I would imagine a world in which arts organizations could speak with one voice and better sell their service to the wider community. When the city fathers – and the father of all city fathers was here briefly tonight – weigh whether to make a $300-million public investment in a stadium for the eight or so annual home Charger football games, I do wish the debate would occur in an atmosphere of clear and steady understanding of the tens of thousands of San Diegans who have dedicated so much of their lives to music, painting, dance, theater – the arts that enrich lives, improving San Diegans and life in San Diego – 365 days of the year.
Imagining, however, is not enough. San Diego’s arts lovers need to take things into their own hands (maybe with some coordination from a gutsy Performing Arts League). In an interview, Mark Chaisson told me that the League’s own survey shows that every group creates its own identity and its own market, but the city has no sense of “the arts community.”
Even a cultural capital like New York had trouble with arts visibility, until Broadway singers and dancers and other artists took to performing in the streets a few years ago.
Arts lovers can demand (in person) adequate coverage of the arts by appearing at the offices of the local press (all newspapers, television, radio). They can look for an angel – or join forces themselves – to launch a monthly print and online publication with real arts reporting.
Because the U-T has the most substantial coverage of the arts, it has unreasonable power in the arts community and among audiences.
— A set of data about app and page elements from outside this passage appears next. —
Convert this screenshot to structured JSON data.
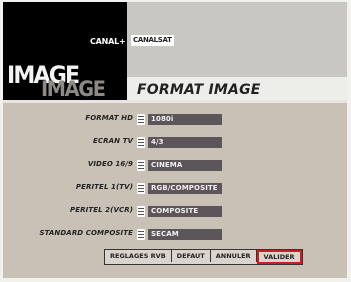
{
  "brand": {
    "canal_plus": "CANAL+",
    "canalsat": "CANALSAT"
  },
  "section": {
    "big_word_top": "IMAGE",
    "big_word_shadow": "IMAGE",
    "title": "FORMAT IMAGE"
  },
  "settings": [
    {
      "label": "FORMAT HD",
      "value": "1080i"
    },
    {
      "label": "ECRAN TV",
      "value": "4/3"
    },
    {
      "label": "VIDEO 16/9",
      "value": "CINEMA"
    },
    {
      "label": "PERITEL 1(TV)",
      "value": "RGB/COMPOSITE"
    },
    {
      "label": "PERITEL 2(VCR)",
      "value": "COMPOSITE"
    },
    {
      "label": "STANDARD COMPOSITE",
      "value": "SECAM"
    }
  ],
  "buttons": {
    "rgb_settings": "REGLAGES RVB",
    "default": "DEFAUT",
    "cancel": "ANNULER",
    "validate": "VALIDER"
  },
  "colors": {
    "panel_bg": "#c9c1b6",
    "field_bg": "#5c5559",
    "focus_border": "#c82020"
  }
}
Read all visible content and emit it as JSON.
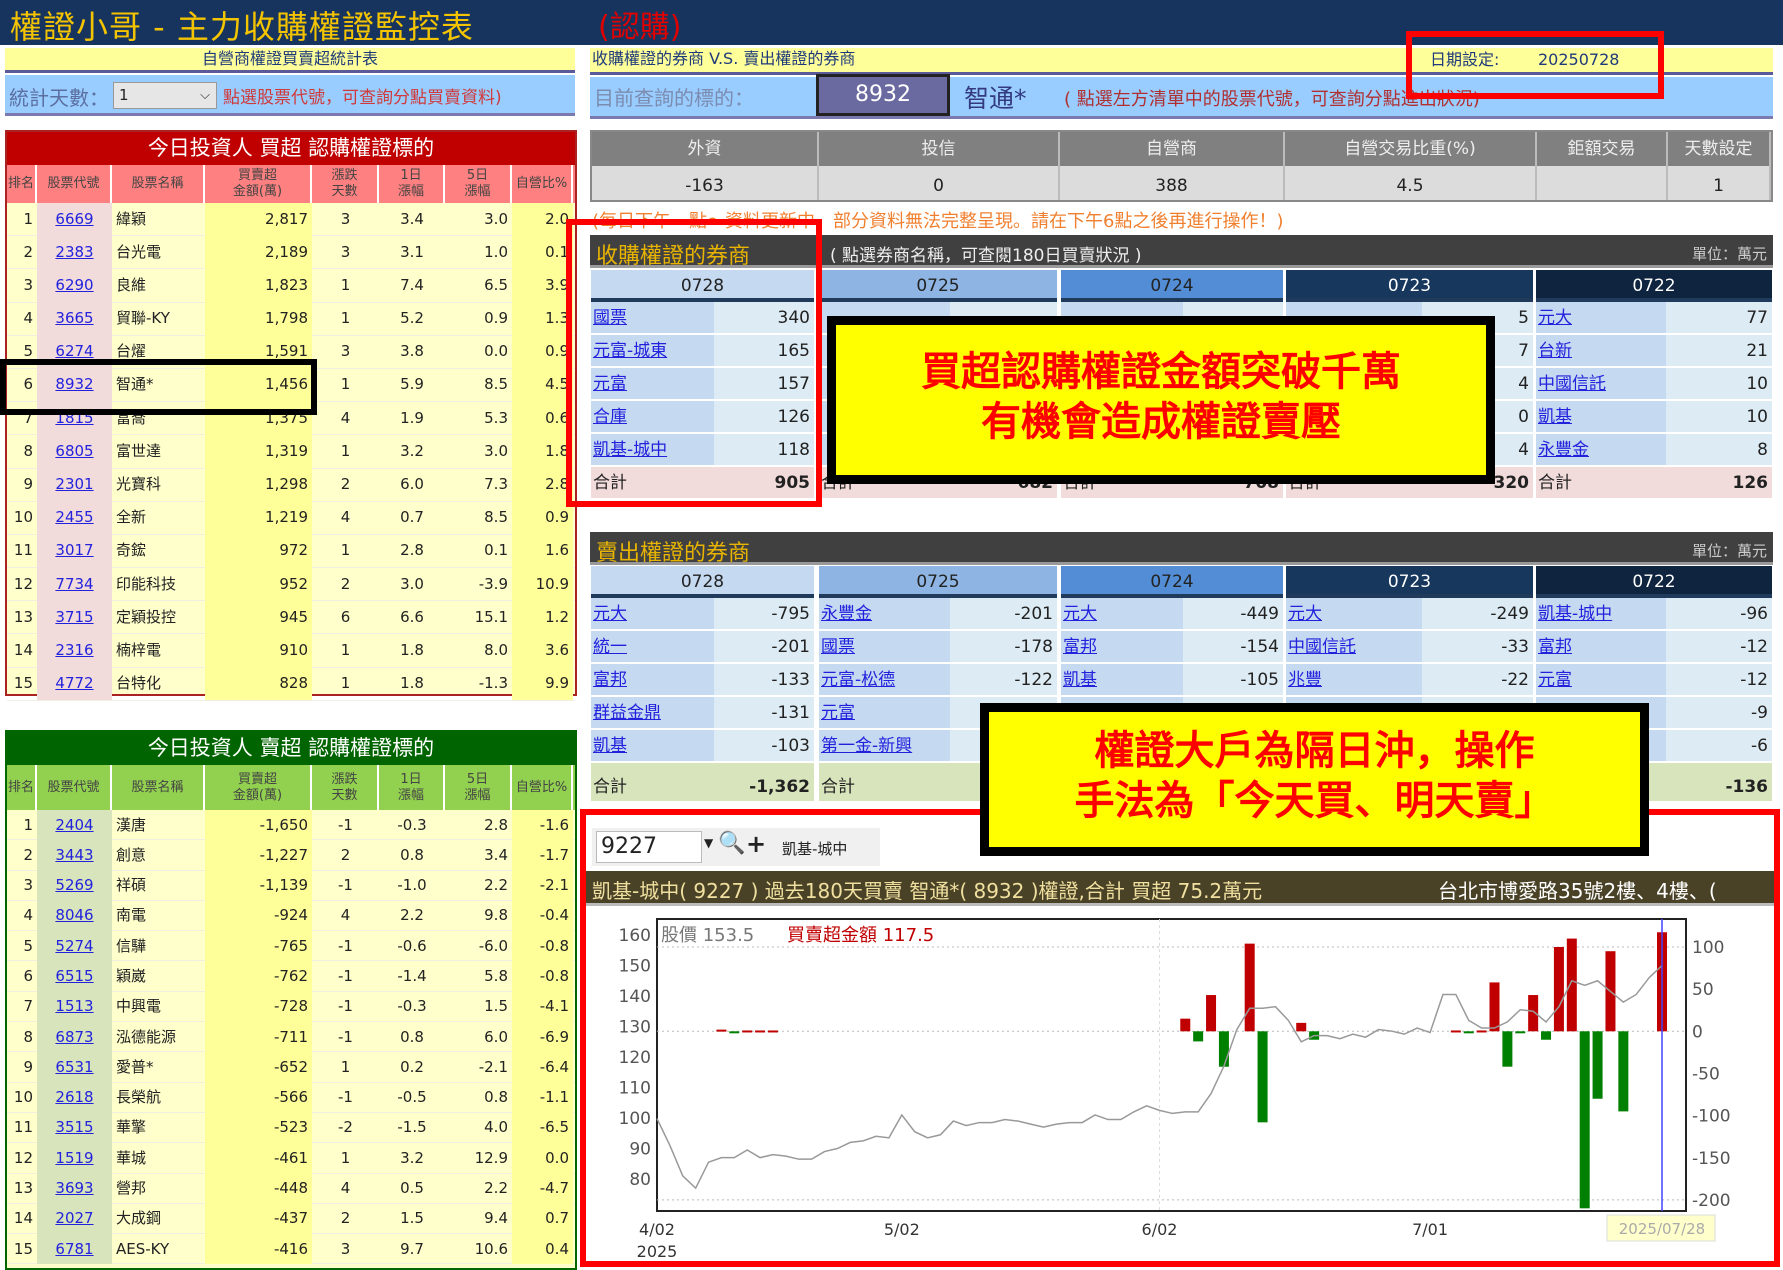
{
  "header": {
    "title": "權證小哥 - 主力收購權證監控表",
    "tag": "(認購)"
  },
  "left": {
    "section_title": "自營商權證買賣超統計表",
    "days_label": "統計天數：",
    "days_value": "1",
    "hint": "點選股票代號，可查詢分點買賣資料)",
    "columns": [
      "排名",
      "股票代號",
      "股票名稱",
      "買賣超\n金額(萬)",
      "漲跌\n天數",
      "1日\n漲幅",
      "5日\n漲幅",
      "自營比%"
    ],
    "buy_table": {
      "title": "今日投資人 買超 認購權證標的",
      "rows": [
        [
          "1",
          "6669",
          "緯穎",
          "2,817",
          "3",
          "3.4",
          "3.0",
          "2.0"
        ],
        [
          "2",
          "2383",
          "台光電",
          "2,189",
          "3",
          "3.1",
          "1.0",
          "0.1"
        ],
        [
          "3",
          "6290",
          "良維",
          "1,823",
          "1",
          "7.4",
          "6.5",
          "3.9"
        ],
        [
          "4",
          "3665",
          "貿聯-KY",
          "1,798",
          "1",
          "5.2",
          "0.9",
          "1.3"
        ],
        [
          "5",
          "6274",
          "台燿",
          "1,591",
          "3",
          "3.8",
          "0.0",
          "0.9"
        ],
        [
          "6",
          "8932",
          "智通*",
          "1,456",
          "1",
          "5.9",
          "8.5",
          "4.5"
        ],
        [
          "7",
          "1815",
          "富喬",
          "1,375",
          "4",
          "1.9",
          "5.3",
          "0.6"
        ],
        [
          "8",
          "6805",
          "富世達",
          "1,319",
          "1",
          "3.2",
          "3.0",
          "1.8"
        ],
        [
          "9",
          "2301",
          "光寶科",
          "1,298",
          "2",
          "6.0",
          "7.3",
          "2.8"
        ],
        [
          "10",
          "2455",
          "全新",
          "1,219",
          "4",
          "0.7",
          "8.5",
          "0.9"
        ],
        [
          "11",
          "3017",
          "奇鋐",
          "972",
          "1",
          "2.8",
          "0.1",
          "1.6"
        ],
        [
          "12",
          "7734",
          "印能科技",
          "952",
          "2",
          "3.0",
          "-3.9",
          "10.9"
        ],
        [
          "13",
          "3715",
          "定穎投控",
          "945",
          "6",
          "6.6",
          "15.1",
          "1.2"
        ],
        [
          "14",
          "2316",
          "楠梓電",
          "910",
          "1",
          "1.8",
          "8.0",
          "3.6"
        ],
        [
          "15",
          "4772",
          "台特化",
          "828",
          "1",
          "1.8",
          "-1.3",
          "9.9"
        ]
      ]
    },
    "sell_table": {
      "title": "今日投資人 賣超 認購權證標的",
      "rows": [
        [
          "1",
          "2404",
          "漢唐",
          "-1,650",
          "-1",
          "-0.3",
          "2.8",
          "-1.6"
        ],
        [
          "2",
          "3443",
          "創意",
          "-1,227",
          "2",
          "0.8",
          "3.4",
          "-1.7"
        ],
        [
          "3",
          "5269",
          "祥碩",
          "-1,139",
          "-1",
          "-1.0",
          "2.2",
          "-2.1"
        ],
        [
          "4",
          "8046",
          "南電",
          "-924",
          "4",
          "2.2",
          "9.8",
          "-0.4"
        ],
        [
          "5",
          "5274",
          "信驊",
          "-765",
          "-1",
          "-0.6",
          "-6.0",
          "-0.8"
        ],
        [
          "6",
          "6515",
          "穎崴",
          "-762",
          "-1",
          "-1.4",
          "5.8",
          "-0.8"
        ],
        [
          "7",
          "1513",
          "中興電",
          "-728",
          "-1",
          "-0.3",
          "1.5",
          "-4.1"
        ],
        [
          "8",
          "6873",
          "泓德能源",
          "-711",
          "-1",
          "0.8",
          "6.0",
          "-6.9"
        ],
        [
          "9",
          "6531",
          "愛普*",
          "-652",
          "1",
          "0.2",
          "-2.1",
          "-6.4"
        ],
        [
          "10",
          "2618",
          "長榮航",
          "-566",
          "-1",
          "-0.5",
          "0.8",
          "-1.1"
        ],
        [
          "11",
          "3515",
          "華擎",
          "-523",
          "-2",
          "-1.5",
          "4.0",
          "-6.5"
        ],
        [
          "12",
          "1519",
          "華城",
          "-461",
          "1",
          "3.2",
          "12.9",
          "0.0"
        ],
        [
          "13",
          "3693",
          "營邦",
          "-448",
          "4",
          "0.5",
          "2.2",
          "-4.7"
        ],
        [
          "14",
          "2027",
          "大成鋼",
          "-437",
          "2",
          "1.5",
          "9.4",
          "0.7"
        ],
        [
          "15",
          "6781",
          "AES-KY",
          "-416",
          "3",
          "9.7",
          "10.6",
          "0.4"
        ]
      ]
    }
  },
  "right": {
    "section_title": "收購權證的券商 V.S. 賣出權證的券商",
    "date_label": "日期設定:",
    "date_value": "20250728",
    "query_label": "目前查詢的標的：",
    "query_code": "8932",
    "query_name": "智通*",
    "query_hint": "( 點選左方清單中的股票代號，可查詢分點進出狀況)",
    "stats": {
      "headers": [
        "外資",
        "投信",
        "自營商",
        "自營交易比重(%)",
        "鉅額交易",
        "天數設定"
      ],
      "values": [
        "-163",
        "0",
        "388",
        "4.5",
        "",
        "1"
      ]
    },
    "notice": "(每日下午一點～資料更新中，部分資料無法完整呈現。請在下午6點之後再進行操作！)",
    "buy_brokers": {
      "title": "收購權證的券商",
      "hint": "( 點選券商名稱，可查閱180日買賣狀況 )",
      "unit": "單位：萬元",
      "columns": [
        {
          "date": "0728",
          "rows": [
            [
              "國票",
              "340"
            ],
            [
              "元富-城東",
              "165"
            ],
            [
              "元富",
              "157"
            ],
            [
              "合庫",
              "126"
            ],
            [
              "凱基-城中",
              "118"
            ]
          ],
          "total_label": "合計",
          "total": "905"
        },
        {
          "date": "0725",
          "rows": [
            [
              "",
              ""
            ],
            [
              "",
              ""
            ],
            [
              "",
              ""
            ],
            [
              "",
              ""
            ],
            [
              "",
              ""
            ]
          ],
          "total_label": "合計",
          "total": "682"
        },
        {
          "date": "0724",
          "rows": [
            [
              "",
              ""
            ],
            [
              "",
              ""
            ],
            [
              "",
              ""
            ],
            [
              "",
              ""
            ],
            [
              "",
              ""
            ]
          ],
          "total_label": "合計",
          "total": "708"
        },
        {
          "date": "0723",
          "rows": [
            [
              "",
              "5"
            ],
            [
              "",
              "7"
            ],
            [
              "",
              "4"
            ],
            [
              "",
              "0"
            ],
            [
              "",
              "4"
            ]
          ],
          "total_label": "合計",
          "total": "320"
        },
        {
          "date": "0722",
          "rows": [
            [
              "元大",
              "77"
            ],
            [
              "台新",
              "21"
            ],
            [
              "中國信託",
              "10"
            ],
            [
              "凱基",
              "10"
            ],
            [
              "永豐金",
              "8"
            ]
          ],
          "total_label": "合計",
          "total": "126"
        }
      ]
    },
    "sell_brokers": {
      "title": "賣出權證的券商",
      "unit": "單位：萬元",
      "columns": [
        {
          "date": "0728",
          "rows": [
            [
              "元大",
              "-795"
            ],
            [
              "統一",
              "-201"
            ],
            [
              "富邦",
              "-133"
            ],
            [
              "群益金鼎",
              "-131"
            ],
            [
              "凱基",
              "-103"
            ]
          ],
          "total_label": "合計",
          "total": "-1,362"
        },
        {
          "date": "0725",
          "rows": [
            [
              "永豐金",
              "-201"
            ],
            [
              "國票",
              "-178"
            ],
            [
              "元富-松德",
              "-122"
            ],
            [
              "元富",
              ""
            ],
            [
              "第一金-新興",
              ""
            ]
          ],
          "total_label": "合計",
          "total": ""
        },
        {
          "date": "0724",
          "rows": [
            [
              "元大",
              "-449"
            ],
            [
              "富邦",
              "-154"
            ],
            [
              "凱基",
              "-105"
            ],
            [
              "",
              ""
            ],
            [
              "",
              ""
            ]
          ],
          "total_label": "",
          "total": ""
        },
        {
          "date": "0723",
          "rows": [
            [
              "元大",
              "-249"
            ],
            [
              "中國信託",
              "-33"
            ],
            [
              "兆豐",
              "-22"
            ],
            [
              "",
              ""
            ],
            [
              "",
              ""
            ]
          ],
          "total_label": "",
          "total": ""
        },
        {
          "date": "0722",
          "rows": [
            [
              "凱基-城中",
              "-96"
            ],
            [
              "富邦",
              "-12"
            ],
            [
              "元富",
              "-12"
            ],
            [
              "",
              "-9"
            ],
            [
              "",
              "-6"
            ]
          ],
          "total_label": "",
          "total": "-136"
        }
      ]
    },
    "broker_search": {
      "code": "9227",
      "name": "凱基-城中"
    },
    "chart_title": "凱基-城中( 9227 ) 過去180天買賣 智通*( 8932 )權證,合計  買超 75.2萬元",
    "chart_address": "台北市博愛路35號2樓、4樓、("
  },
  "annotations": {
    "box1": [
      "買超認購權證金額突破千萬",
      "有機會造成權證賣壓"
    ],
    "box2": [
      "權證大戶為隔日沖，操作",
      "手法為「今天買、明天賣」"
    ]
  },
  "colors": {
    "buy_bar": "#c00000",
    "sell_bar": "#008000",
    "price_line": "#999999",
    "cursor": "#4444ff"
  },
  "chart_data": {
    "type": "bar+line",
    "price_label": "股價 153.5",
    "amount_label": "買賣超金額 117.5",
    "left_axis": {
      "label": "股價",
      "range": [
        75,
        163
      ],
      "ticks": [
        "160",
        "150",
        "140",
        "130",
        "120",
        "110",
        "100",
        "90",
        "80"
      ]
    },
    "right_axis": {
      "label": "買賣超金額",
      "range": [
        -210,
        115
      ],
      "ticks": [
        "100",
        "50",
        "0",
        "-50",
        "-100",
        "-150",
        "-200"
      ]
    },
    "x_ticks": [
      {
        "i": 0,
        "label": "4/02"
      },
      {
        "i": 19,
        "label": "5/02"
      },
      {
        "i": 39,
        "label": "6/02"
      },
      {
        "i": 60,
        "label": "7/01"
      }
    ],
    "x_year": "2025",
    "cursor_label": "2025/07/28",
    "cursor_index": 78,
    "price": [
      99.8,
      91,
      81,
      77,
      85.5,
      87,
      87,
      89.5,
      87,
      88,
      87.5,
      86.5,
      86.5,
      89,
      90,
      92,
      92.5,
      94,
      93.5,
      101,
      95.5,
      93.5,
      94.5,
      99,
      97.5,
      98.5,
      98.5,
      99.5,
      99,
      98,
      97,
      98,
      98.5,
      98.5,
      101,
      99.5,
      99.5,
      102,
      104,
      102.5,
      101.5,
      102,
      102,
      108,
      117,
      129,
      136,
      136,
      136.5,
      132,
      125,
      127,
      127,
      126,
      127.5,
      126.5,
      129,
      128.5,
      127.5,
      129.5,
      128,
      140.5,
      140.5,
      132,
      129.5,
      129.5,
      131.5,
      135.5,
      135,
      131.5,
      136.5,
      145,
      143.5,
      145,
      141.5,
      138,
      140.5,
      146,
      150
    ],
    "amount": [
      [
        5,
        2
      ],
      [
        6,
        -2
      ],
      [
        7,
        1
      ],
      [
        8,
        1
      ],
      [
        9,
        1
      ],
      [
        41,
        15
      ],
      [
        42,
        -12
      ],
      [
        43,
        43
      ],
      [
        44,
        -42
      ],
      [
        46,
        104
      ],
      [
        47,
        -108
      ],
      [
        50,
        10
      ],
      [
        51,
        -10
      ],
      [
        62,
        1
      ],
      [
        63,
        -1
      ],
      [
        64,
        1
      ],
      [
        65,
        58
      ],
      [
        66,
        -42
      ],
      [
        67,
        -1
      ],
      [
        68,
        43
      ],
      [
        69,
        -10
      ],
      [
        70,
        100
      ],
      [
        71,
        110
      ],
      [
        72,
        -210
      ],
      [
        73,
        -80
      ],
      [
        74,
        95
      ],
      [
        75,
        -95
      ],
      [
        78,
        117.5
      ]
    ]
  }
}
Lavin says the paper has increased its arts coverage by 30 percent, but arts gets space on (at best) four days; socially and morally-challenged sports gets a daily section. This belies Lavin’s description of publisher David Copley as “one of the leading local supporters of the visual and performing arts.”
San Diego can muster an army of volunteers to appear at every meeting where a new stadium is being discussed. Make loud and embarrassing noises. Carry a barf bag and wave it every time you hear the word “stadium.” (Arts managers should not try this if they want to keep their jobs.)
Susan Mallory, the chair of the Chamber of Commerce’s Arts, Business and Culture Committee, says that the group is strengthening ties to the business community with increased arts writing for Chamber publications, more representation of arts at Chamber meetings. Nice – but show us the money; get us a new concert hall, not a new (barf bag waving) “stadium.”
When people in the arts – managers, donors, and patrons – abandon the soul-stealing, salute-the-status-quo attitude that plagues the civic life of this military town, a leader will emerge.
Just checked Art and Sol again. Nothing has changed. Hell, maybe I’ll just stay home and watch “Ugly Betty” and “Battlestar Galactica.”